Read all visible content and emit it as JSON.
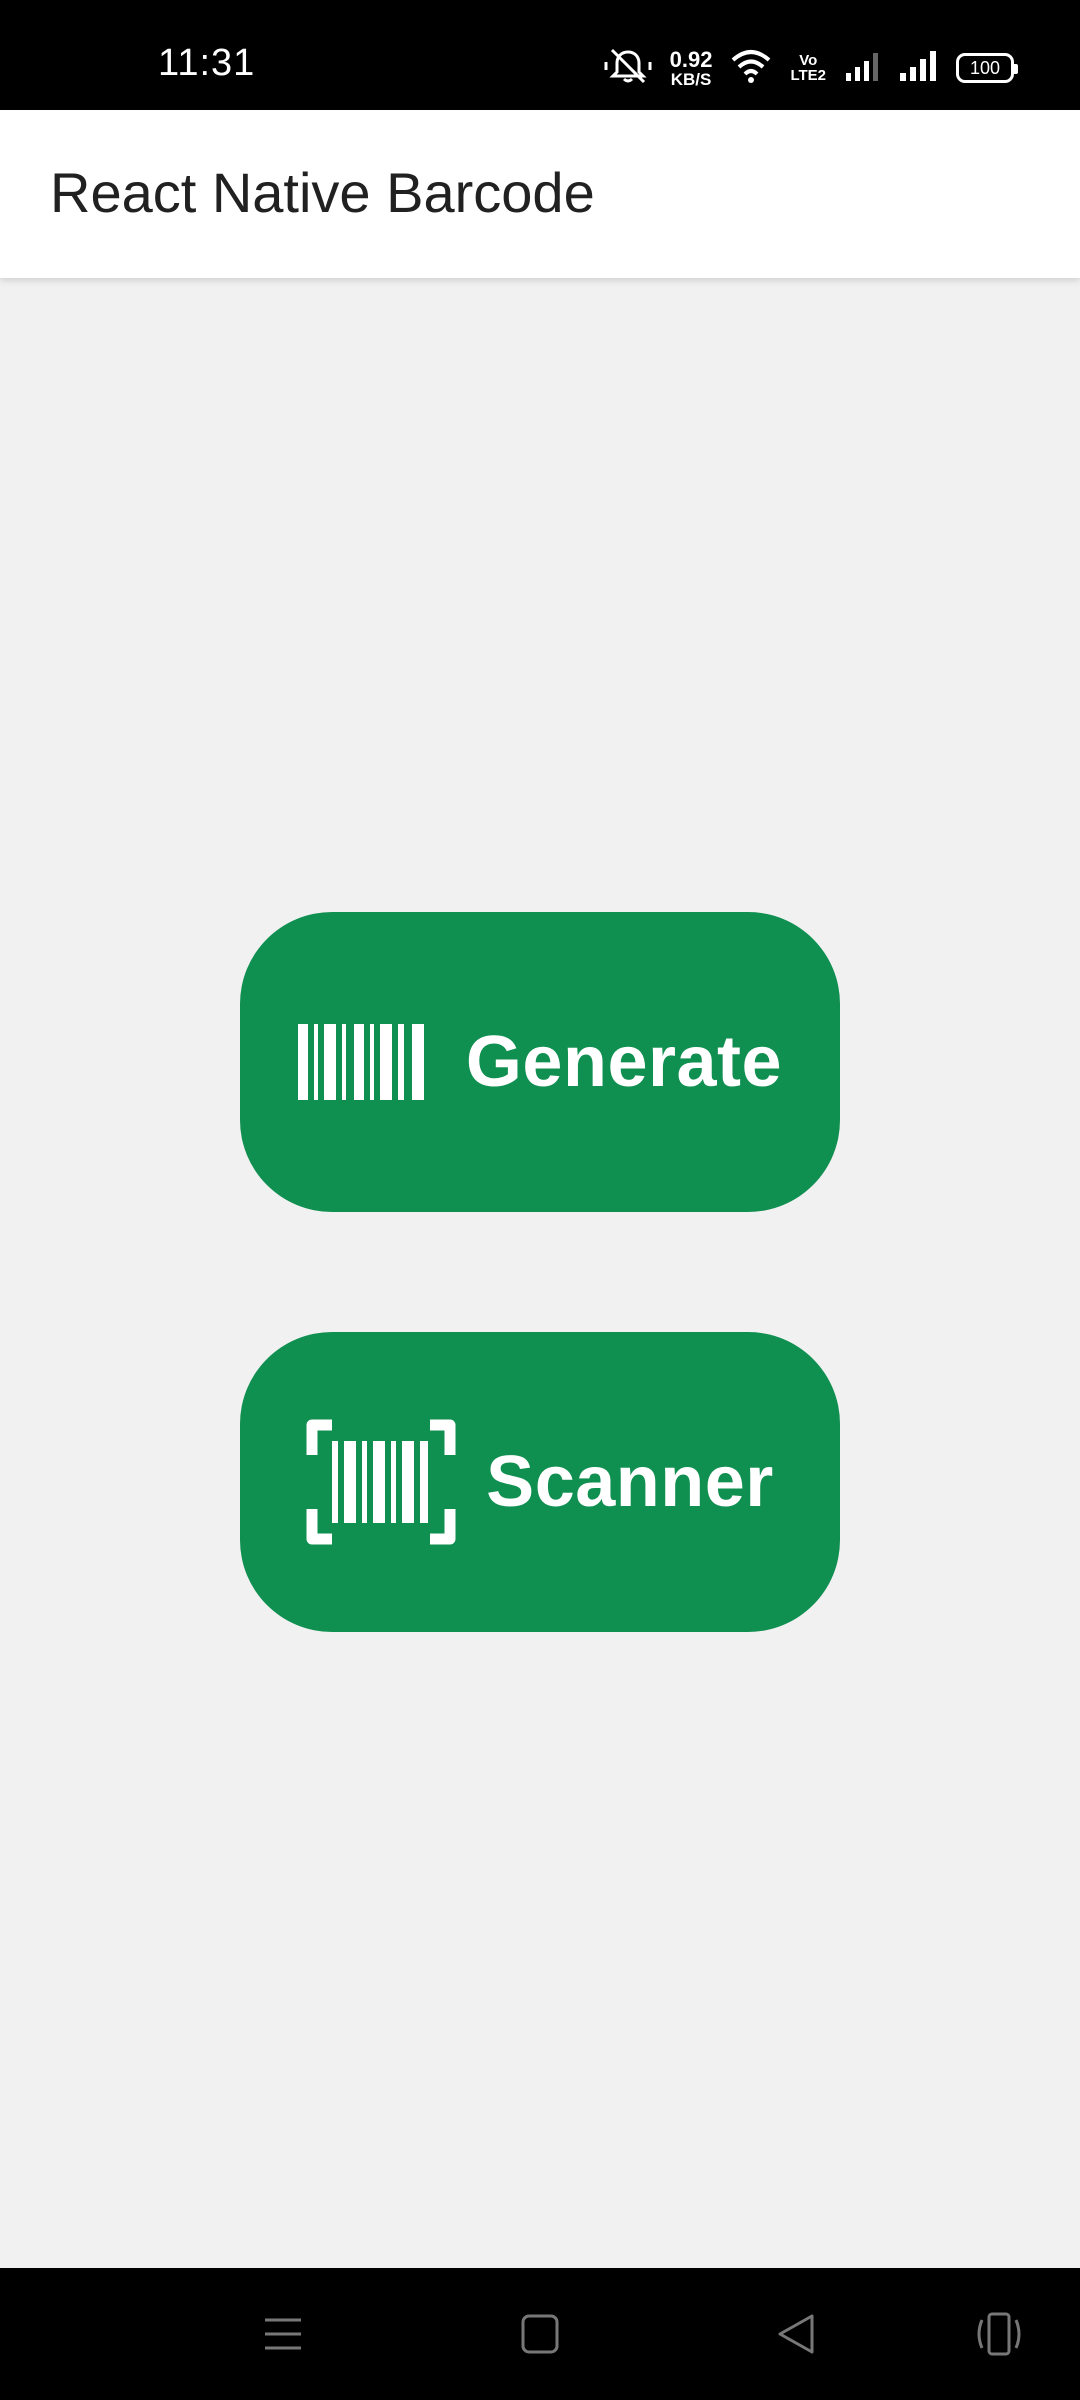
{
  "status_bar": {
    "time": "11:31",
    "net_speed_value": "0.92",
    "net_speed_unit": "KB/S",
    "volte_top": "Vo",
    "volte_bottom": "LTE2",
    "battery": "100"
  },
  "app_bar": {
    "title": "React Native Barcode"
  },
  "buttons": {
    "generate_label": "Generate",
    "scanner_label": "Scanner"
  },
  "icons": {
    "generate": "barcode-icon",
    "scanner": "barcode-scan-icon"
  },
  "colors": {
    "button_green": "#0f8f50",
    "background": "#f1f1f1",
    "app_bar": "#ffffff"
  },
  "nav_bar": {
    "buttons": [
      "menu-icon",
      "home-icon",
      "back-icon",
      "screen-rotate-icon"
    ]
  }
}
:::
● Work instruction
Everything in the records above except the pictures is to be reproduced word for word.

● Result below
Read all visible content and emit it as JSON.
{
  "status_bar": {
    "time": "11:31",
    "net_speed_value": "0.92",
    "net_speed_unit": "KB/S",
    "volte_top": "Vo",
    "volte_bottom": "LTE2",
    "battery": "100"
  },
  "app_bar": {
    "title": "React Native Barcode"
  },
  "buttons": {
    "generate_label": "Generate",
    "scanner_label": "Scanner"
  },
  "icons": {
    "generate": "barcode-icon",
    "scanner": "barcode-scan-icon"
  },
  "colors": {
    "button_green": "#0f8f50",
    "background": "#f1f1f1",
    "app_bar": "#ffffff"
  },
  "nav_bar": {
    "buttons": [
      "menu-icon",
      "home-icon",
      "back-icon",
      "screen-rotate-icon"
    ]
  }
}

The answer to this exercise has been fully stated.